Whilst in Poland earlier this month, UN Human Rights Chief Navi Pillay visited the Auschwitz-Birkenau Museum where she held candles in front of the death wall and signed the commemoration book for the victims of the Nazi regime.
Her message reads:
“All those who deny the Holocaust happened, or who engage in anti-Semitism or other forms of religious, racial or ethnic intolerance, xenophobia, or discrimination of any sort, should visit Auschwitz so that they realize where such behaviour can lead. The warning signs of serious human rights violations were there for all to see in the 1930s, yet everyone turned a blind eye.
As former President of the UN Rwanda Tribunal, where suspects of genocide were tried, I can testify that we have still not learned the full lesson of the Holocaust.
It is a truly humbling and harrowing experience to feel the chill of evil and immense tragedy that permeates the walls and grounds of this terrible place.
On behalf of the whole United Nations system, I sign this book in commemoration of all the children, women and men who were killed by the Nazi regime, in absolute denial of their Human Rights.”

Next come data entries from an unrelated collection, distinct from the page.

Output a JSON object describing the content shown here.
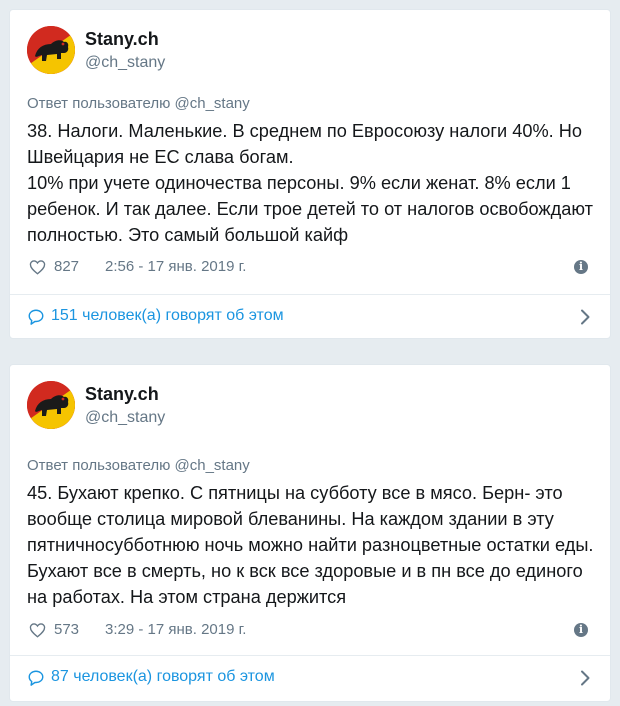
{
  "tweets": [
    {
      "name": "Stany.ch",
      "handle": "@ch_stany",
      "reply_to": "Ответ пользователю @ch_stany",
      "text": "38. Налоги. Маленькие. В среднем по Евросоюзу налоги 40%. Но Швейцария не ЕС слава богам.\n10% при учете одиночества персоны. 9% если женат. 8% если 1 ребенок. И так далее. Если трое детей то от налогов освобождают полностью. Это самый большой кайф",
      "likes": "827",
      "time": "2:56 - 17 янв. 2019 г.",
      "conversation": "151 человек(а) говорят об этом"
    },
    {
      "name": "Stany.ch",
      "handle": "@ch_stany",
      "reply_to": "Ответ пользователю @ch_stany",
      "text": "45. Бухают крепко. С пятницы на субботу все в мясо. Берн- это вообще столица мировой блеванины. На каждом здании в эту пятничносубботнюю ночь можно найти разноцветные остатки еды. Бухают все в смерть, но к вск все здоровые и в пн все до единого на работах. На этом страна держится",
      "likes": "573",
      "time": "3:29 - 17 янв. 2019 г.",
      "conversation": "87 человек(а) говорят об этом"
    }
  ],
  "icons": {
    "like": "heart-outline-icon",
    "info": "info-icon",
    "reply": "speech-bubble-icon",
    "open": "chevron-right-icon"
  },
  "colors": {
    "background": "#e6ecf0",
    "text": "#14171a",
    "secondary": "#657786",
    "link": "#1b95e0",
    "avatar_red": "#d12a1f",
    "avatar_yellow": "#f5c400"
  }
}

This was the High Commissioner’s first visit to Poland where she engaged with senior Government officials on the protection and promotion of human rights in Poland, including with representatives of the Executive, Parliament, Polish independent human rights institutions, as well as the Office for Democratic Institutions and Human Rights of the Organization for Security and Co-operation in Europe, and members of civil society.
Pillay highlighted the vital role that the Government can play in following-up to recommendations of human rights treaty bodies, special procedures and the Universal Periodic Review holistically, and the importance of involving civil society in that process. The High Commissioner welcomed Poland’s contribution to promoting and protecting human rights worldwide in its capacity as current President of the UN Human Rights Council.
29 October 2013